Young Londoners unable to get on the property ladder because of the capital's high prices are heading for the commuter belt at a time when out-of-town developers are trimming prices and offering incentives, even in areas where transport upgrades have reduced journey times.
Home ownership is up to 53 per cent cheaper in some well-connected commuter towns, according to property analyst CB Richard Ellis.
Basildon, Essex, which is 37 minutes by train from Fenchurch Street station, is the most affordable of the South East's commuter towns, with average monthly mortgage and travel costs amounting to £1,129. Luton, Gravesend, Crawley and Harlow offer similar "discounts". By contrast, living in Beaconsfield or Sevenoaks costs about 30 per cent more than living in London.
Basildon's low-cost status comes at a time when the town is getting a £1 billion regeneration boost - up to 1,900 new homes, over one million sq ft of office, retail and leisure space.

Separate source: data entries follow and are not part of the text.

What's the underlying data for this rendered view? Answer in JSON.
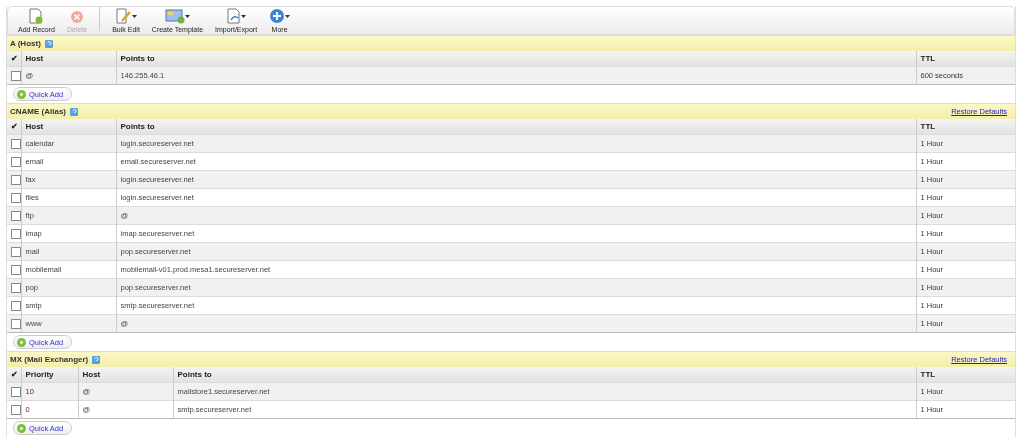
{
  "toolbar": [
    {
      "kind": "add",
      "label": "Add Record",
      "disabled": false,
      "dropdown": false
    },
    {
      "kind": "delete",
      "label": "Delete",
      "disabled": true,
      "dropdown": false
    },
    {
      "kind": "separator"
    },
    {
      "kind": "edit",
      "label": "Bulk Edit",
      "disabled": false,
      "dropdown": true
    },
    {
      "kind": "template",
      "label": "Create Template",
      "disabled": false,
      "dropdown": true
    },
    {
      "kind": "import",
      "label": "Import/Export",
      "disabled": false,
      "dropdown": true
    },
    {
      "kind": "more",
      "label": "More",
      "disabled": false,
      "dropdown": true
    }
  ],
  "sections": [
    {
      "title": "A (Host)",
      "check_header": "✔",
      "columns": [
        {
          "kind": "host",
          "label": "Host"
        },
        {
          "kind": "points",
          "label": "Points to"
        },
        {
          "kind": "ttl",
          "label": "TTL"
        }
      ],
      "rows": [
        {
          "checked": false,
          "cells": [
            "@",
            "146.255.46.1",
            "600 seconds"
          ]
        }
      ],
      "quick_add": "Quick Add"
    },
    {
      "title": "CNAME (Alias)",
      "restore": "Restore Defaults",
      "check_header": "✔",
      "columns": [
        {
          "kind": "host",
          "label": "Host"
        },
        {
          "kind": "points",
          "label": "Points to"
        },
        {
          "kind": "ttl",
          "label": "TTL"
        }
      ],
      "rows": [
        {
          "checked": false,
          "cells": [
            "calendar",
            "login.secureserver.net",
            "1 Hour"
          ]
        },
        {
          "checked": false,
          "cells": [
            "email",
            "email.secureserver.net",
            "1 Hour"
          ]
        },
        {
          "checked": false,
          "cells": [
            "fax",
            "login.secureserver.net",
            "1 Hour"
          ]
        },
        {
          "checked": false,
          "cells": [
            "files",
            "login.secureserver.net",
            "1 Hour"
          ]
        },
        {
          "checked": false,
          "cells": [
            "ftp",
            "@",
            "1 Hour"
          ]
        },
        {
          "checked": false,
          "cells": [
            "imap",
            "imap.secureserver.net",
            "1 Hour"
          ]
        },
        {
          "checked": false,
          "cells": [
            "mail",
            "pop.secureserver.net",
            "1 Hour"
          ]
        },
        {
          "checked": false,
          "cells": [
            "mobilemail",
            "mobilemail-v01.prod.mesa1.secureserver.net",
            "1 Hour"
          ]
        },
        {
          "checked": false,
          "cells": [
            "pop",
            "pop.secureserver.net",
            "1 Hour"
          ]
        },
        {
          "checked": false,
          "cells": [
            "smtp",
            "smtp.secureserver.net",
            "1 Hour"
          ]
        },
        {
          "checked": false,
          "cells": [
            "www",
            "@",
            "1 Hour"
          ]
        }
      ],
      "quick_add": "Quick Add"
    },
    {
      "title": "MX (Mail Exchanger)",
      "restore": "Restore Defaults",
      "check_header": "✔",
      "columns": [
        {
          "kind": "priority",
          "label": "Priority"
        },
        {
          "kind": "host",
          "label": "Host"
        },
        {
          "kind": "points",
          "label": "Points to"
        },
        {
          "kind": "ttl",
          "label": "TTL"
        }
      ],
      "rows": [
        {
          "checked": false,
          "cells": [
            "10",
            "@",
            "mailstore1.secureserver.net",
            "1 Hour"
          ]
        },
        {
          "checked": false,
          "cells": [
            "0",
            "@",
            "smtp.secureserver.net",
            "1 Hour"
          ]
        }
      ],
      "quick_add": "Quick Add"
    }
  ]
}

Property prices are lowest in Luton (£148,872 on average against £164,379 in Basildon) but commuting costs are more expensive. In general, house prices decline steadily as travel times to the capital increase - the further out, the cheaper they are. But there are more distant places with affordable property and efficient commuter links that make relocating from the capital worthwhile.
Milton Keynes, for example, has fast trains to Euston that take less than 40 minutes. Big apartment schemes are sprouting up on the doorstep of the town's train station and Network Rail is bringing 3,000 new jobs as it relocates its HQ there. A Barratt development called Vizion - visually bold, colourful with lots of glass - has generous-size balconies and a communal roof garden. Resales from about £175,000, according to Knight Frank, which has opened a city centre branch.
Ten-acre Wolverton Park, on the fringe of Milton Keynes, has scooped an international urban design award. There are 300 new homes, including townhouses and mews houses, created within the fabric of former train sheds. All properties overlook a new velodrome and park at the centre of the development, and some have views over the Grand Union Canal, which runs alongside the site. Prices start at £168,000 for a one-bedroom apartment, with shared-ownership options from £76,500.
Places for People, a housing association developer, also helps low-budget first-time buyers by providing 10-year interest-free equity loans for 30 per cent of the purchase price, and 100 per cent mortgages. The organisation has its own pool of money and says it has 14 different finance methods to help buyers purchase a property. Call 01908 319748. Show homes are open for viewing seven days a week.
'I wanted to buy into an area with upside and promise'
Insurance broker Ben Simpson, 30, bought a two-bedroom flat at new Basildon town centre scheme Axis. "I grew up locally and have seen the town improve. I wanted to buy into an area with upside and promise. I work in the City and the commute is effortless. I'll keep the flat as an investment if and when I move on." Ben used Barratt's shared-equity scheme, which requires a deposit of only five per cent - in his case £8,000. Axis prices start at £127,995. Call 01245 232222.